TASK DIRECTIONS ▸ In your answer, print every record exactly as it is written.

THE DATA ▸
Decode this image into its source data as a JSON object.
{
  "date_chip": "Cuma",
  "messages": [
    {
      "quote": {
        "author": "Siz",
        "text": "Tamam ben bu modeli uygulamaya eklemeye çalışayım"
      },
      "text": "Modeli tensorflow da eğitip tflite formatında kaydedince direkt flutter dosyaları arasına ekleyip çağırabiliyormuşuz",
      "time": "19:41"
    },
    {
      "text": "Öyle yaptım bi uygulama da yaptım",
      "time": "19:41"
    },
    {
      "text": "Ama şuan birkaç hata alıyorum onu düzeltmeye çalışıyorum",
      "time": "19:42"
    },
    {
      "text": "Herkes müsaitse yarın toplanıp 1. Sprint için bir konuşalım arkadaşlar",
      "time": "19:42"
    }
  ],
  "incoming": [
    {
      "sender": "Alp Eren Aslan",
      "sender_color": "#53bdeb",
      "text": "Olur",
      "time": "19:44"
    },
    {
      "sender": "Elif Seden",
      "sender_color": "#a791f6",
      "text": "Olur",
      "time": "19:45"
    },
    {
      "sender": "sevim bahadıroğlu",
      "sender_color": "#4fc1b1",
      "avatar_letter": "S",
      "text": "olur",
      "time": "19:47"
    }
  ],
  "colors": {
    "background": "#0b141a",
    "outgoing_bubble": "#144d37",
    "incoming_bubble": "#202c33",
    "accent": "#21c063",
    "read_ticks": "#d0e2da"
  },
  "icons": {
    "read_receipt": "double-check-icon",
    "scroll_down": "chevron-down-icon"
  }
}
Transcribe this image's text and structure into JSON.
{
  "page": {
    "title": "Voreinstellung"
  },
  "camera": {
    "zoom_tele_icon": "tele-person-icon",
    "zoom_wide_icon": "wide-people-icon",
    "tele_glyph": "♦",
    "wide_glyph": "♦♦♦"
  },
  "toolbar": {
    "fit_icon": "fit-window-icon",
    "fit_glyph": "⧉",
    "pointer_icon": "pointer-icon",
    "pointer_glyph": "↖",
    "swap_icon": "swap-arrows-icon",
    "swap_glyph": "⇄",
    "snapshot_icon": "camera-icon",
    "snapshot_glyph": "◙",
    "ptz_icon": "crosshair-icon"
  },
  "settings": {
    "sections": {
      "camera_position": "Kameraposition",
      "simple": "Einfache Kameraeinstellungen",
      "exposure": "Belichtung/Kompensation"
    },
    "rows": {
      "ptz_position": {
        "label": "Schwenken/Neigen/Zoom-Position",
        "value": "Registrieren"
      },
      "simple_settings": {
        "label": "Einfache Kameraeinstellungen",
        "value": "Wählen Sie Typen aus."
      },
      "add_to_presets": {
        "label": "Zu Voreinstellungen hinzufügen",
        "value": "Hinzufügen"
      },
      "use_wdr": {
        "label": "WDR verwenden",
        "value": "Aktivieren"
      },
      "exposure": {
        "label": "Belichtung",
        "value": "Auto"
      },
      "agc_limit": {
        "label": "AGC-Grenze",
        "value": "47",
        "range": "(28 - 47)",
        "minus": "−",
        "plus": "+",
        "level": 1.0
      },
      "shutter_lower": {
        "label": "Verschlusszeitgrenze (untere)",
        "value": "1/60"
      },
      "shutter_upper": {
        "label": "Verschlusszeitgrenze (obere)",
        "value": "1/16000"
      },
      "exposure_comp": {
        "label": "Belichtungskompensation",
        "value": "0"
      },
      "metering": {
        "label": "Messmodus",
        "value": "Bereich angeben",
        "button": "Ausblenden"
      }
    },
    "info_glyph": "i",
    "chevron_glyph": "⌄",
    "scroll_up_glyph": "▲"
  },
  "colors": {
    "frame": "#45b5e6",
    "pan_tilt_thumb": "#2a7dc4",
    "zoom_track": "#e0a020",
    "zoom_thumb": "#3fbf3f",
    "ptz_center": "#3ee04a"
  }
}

ANSWER TO THIS PROBLEM ▸
Decode this image into its source data as a JSON object.
{
  "date_chip": "Cuma",
  "messages": [
    {
      "quote": {
        "author": "Siz",
        "text": "Tamam ben bu modeli uygulamaya eklemeye çalışayım"
      },
      "text": "Modeli tensorflow da eğitip tflite formatında kaydedince direkt flutter dosyaları arasına ekleyip çağırabiliyormuşuz",
      "time": "19:41"
    },
    {
      "text": "Öyle yaptım bi uygulama da yaptım",
      "time": "19:41"
    },
    {
      "text": "Ama şuan birkaç hata alıyorum onu düzeltmeye çalışıyorum",
      "time": "19:42"
    },
    {
      "text": "Herkes müsaitse yarın toplanıp 1. Sprint için bir konuşalım arkadaşlar",
      "time": "19:42"
    }
  ],
  "incoming": [
    {
      "sender": "Alp Eren Aslan",
      "sender_color": "#53bdeb",
      "text": "Olur",
      "time": "19:44"
    },
    {
      "sender": "Elif Seden",
      "sender_color": "#a791f6",
      "text": "Olur",
      "time": "19:45"
    },
    {
      "sender": "sevim bahadıroğlu",
      "sender_color": "#4fc1b1",
      "avatar_letter": "S",
      "text": "olur",
      "time": "19:47"
    }
  ],
  "colors": {
    "background": "#0b141a",
    "outgoing_bubble": "#144d37",
    "incoming_bubble": "#202c33",
    "accent": "#21c063",
    "read_ticks": "#d0e2da"
  },
  "icons": {
    "read_receipt": "double-check-icon",
    "scroll_down": "chevron-down-icon"
  }
}
Transcribe this image's text and structure into JSON.
{
  "page": {
    "title": "Voreinstellung"
  },
  "camera": {
    "zoom_tele_icon": "tele-person-icon",
    "zoom_wide_icon": "wide-people-icon",
    "tele_glyph": "♦",
    "wide_glyph": "♦♦♦"
  },
  "toolbar": {
    "fit_icon": "fit-window-icon",
    "fit_glyph": "⧉",
    "pointer_icon": "pointer-icon",
    "pointer_glyph": "↖",
    "swap_icon": "swap-arrows-icon",
    "swap_glyph": "⇄",
    "snapshot_icon": "camera-icon",
    "snapshot_glyph": "◙",
    "ptz_icon": "crosshair-icon"
  },
  "settings": {
    "sections": {
      "camera_position": "Kameraposition",
      "simple": "Einfache Kameraeinstellungen",
      "exposure": "Belichtung/Kompensation"
    },
    "rows": {
      "ptz_position": {
        "label": "Schwenken/Neigen/Zoom-Position",
        "value": "Registrieren"
      },
      "simple_settings": {
        "label": "Einfache Kameraeinstellungen",
        "value": "Wählen Sie Typen aus."
      },
      "add_to_presets": {
        "label": "Zu Voreinstellungen hinzufügen",
        "value": "Hinzufügen"
      },
      "use_wdr": {
        "label": "WDR verwenden",
        "value": "Aktivieren"
      },
      "exposure": {
        "label": "Belichtung",
        "value": "Auto"
      },
      "agc_limit": {
        "label": "AGC-Grenze",
        "value": "47",
        "range": "(28 - 47)",
        "minus": "−",
        "plus": "+",
        "level": 1.0
      },
      "shutter_lower": {
        "label": "Verschlusszeitgrenze (untere)",
        "value": "1/60"
      },
      "shutter_upper": {
        "label": "Verschlusszeitgrenze (obere)",
        "value": "1/16000"
      },
      "exposure_comp": {
        "label": "Belichtungskompensation",
        "value": "0"
      },
      "metering": {
        "label": "Messmodus",
        "value": "Bereich angeben",
        "button": "Ausblenden"
      }
    },
    "info_glyph": "i",
    "chevron_glyph": "⌄",
    "scroll_up_glyph": "▲"
  },
  "colors": {
    "frame": "#45b5e6",
    "pan_tilt_thumb": "#2a7dc4",
    "zoom_track": "#e0a020",
    "zoom_thumb": "#3fbf3f",
    "ptz_center": "#3ee04a"
  }
}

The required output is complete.